Something like Deconstruction becomes a dog whistle for those who feel they can no longer be a part of a tradition that they imagine would have marginalized them if they had not rested intellectual and academic hegemony from the previous bearers of a tradition all Post-Structuralists then had to lambast as fake, or so the individual psychologies go into the mentality that has bred a hatred of literature, a hatred of the literary, a dismantling of all that has ever gone into literacy, being literate; thus creating systems of under-education–entrenched at all levels as it is, leaving paths clear for Power to become even more Powerful and Money even more monied, each trading in the other with the other . . . in is interesting to note well that Trump is not the originator of calling previous hegemonies fake.
We have become like the fool who chases the devil in the forrest of Truth and Law and cuts down all the trees of Law and Truth to get at Him, the Devil, only to find that the devil turns to face this fool who no longer has a stick of Truth or Law between him and the devil. Good luck, my hypocrite readers, fools and their folly follow one after the other, another foolish enterprise, we could say, as do I, often–one thing I do know is that many times, whatever it is that seems agreed upon by many, by more than simply a general consensus adding into a majority is this, I’m against it.

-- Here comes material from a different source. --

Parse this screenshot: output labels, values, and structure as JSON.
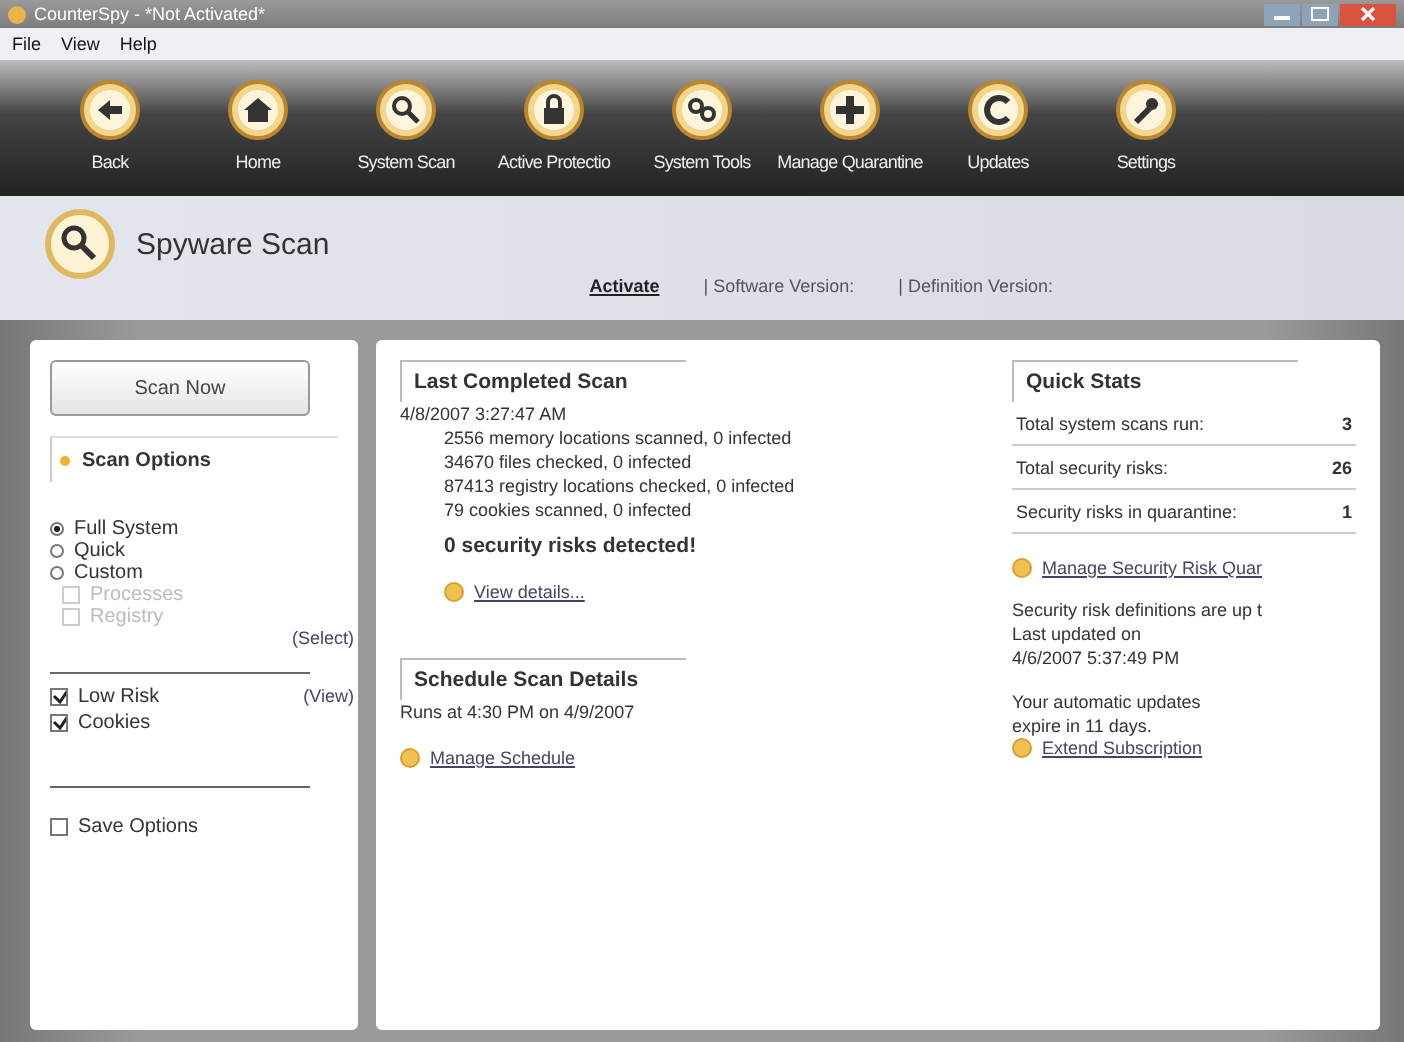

I hope in this–by this–you have gained something we might have called at one time in a past now under a scrutiny handled by lesser investigative talents, imbeciles with a magnifying glass, yet only after destroying all the charts and tables and categories of investigation and learning that have gone before and no longer bear any accumulation? What then am I saying here? Everything is both fiction and autobiography while still fulfilling generic requirements of genre, which is kind of gender, if you understand what I am driving at with that analogy? I don’t find dismay in what is asserted unless or until it becomes iconoclastic, the latter always more and more savage in proportion to the degree (the depth) of ignorance of those who have assumed they are smart enough, learned enough, educated in a way that would allow them to add to the body of knowledge and not perpetuate a mood where Doubt becomes the highest wisdom and anyone who knows anything is as suspect as anyone intelligent must become in any Totalitarian society, especially one like ours–the Soviet Union had only its ideology to protect and keep pure, we have ever increasing profits engendered by greed and contempt, a reforming of Power Oligarchies in the image of Democracy. Fools and their folly.